Boney also pointed out that it is the same for scholarship. We’ve gotten really good at producing wonderful discipline-specific gurus, and we need to continue doing that. But we also need in academics more multilingual, discipline-connecting folks who can raise up the next generation of lateral thinkers — the ones who are going to invent us out of the economic box we are in.
As for the College of Arts and Sciences at UT, first of all, we must continue to strategically focus on applied scientific research, including the translation of applied scientific research into commercial reality in support of economic development, such as alternative energy or photovoltaics or energy sustainability, biotechnology and biochemistry, research on cancer or other diseases, and behavioral medicine, environmental impact on health, and environmental sustainability (e.g., Lake Erie research), astrophysics and geographic information systems.
Consistent with liberal education, we must also promote general education (i.e., the core curriculum) and interdisciplinary research, learning and program development or enhancement — e.g., programs such as in neuroscience, health/forensic psychology, environmental studies, structural biochemistry, spatially integrated social sciences, master of liberal studies, global and diversity studies, law and social thought, and we will enhance the quality and efficiency of general education (GE) or the core curriculum involving sciences/math and almost all other departments.
In brief, a well-rounded and holistic liberal education will help to promote community and economic development, and is in support of those principles of community and economic development outlined by Weathers.
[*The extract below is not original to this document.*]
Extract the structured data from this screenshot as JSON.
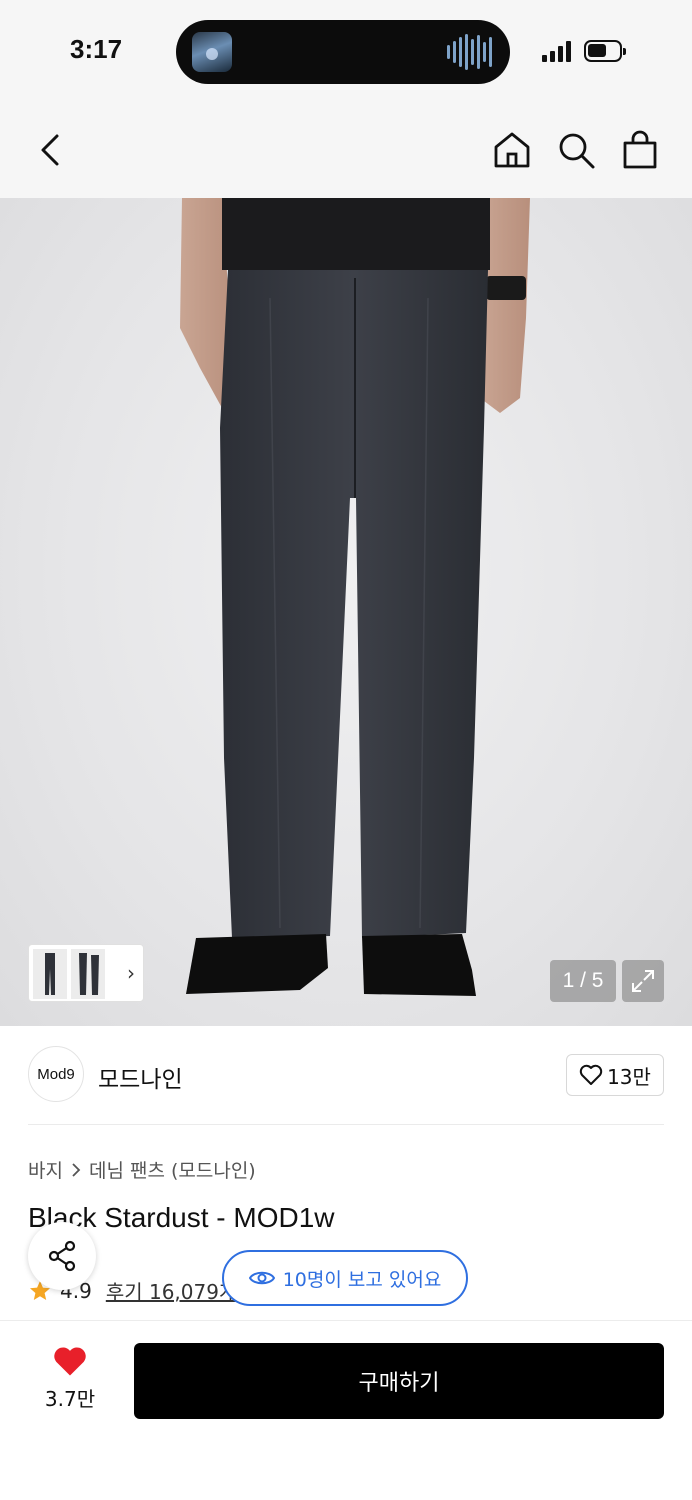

Our liberal arts education will only become stronger, better and more dynamic by working with private businesses, public sectors, and local and global communities.
Yue-Ting Lee is dean and professor of the UT College of Arts and Sciences. He may contacted at email@example.com.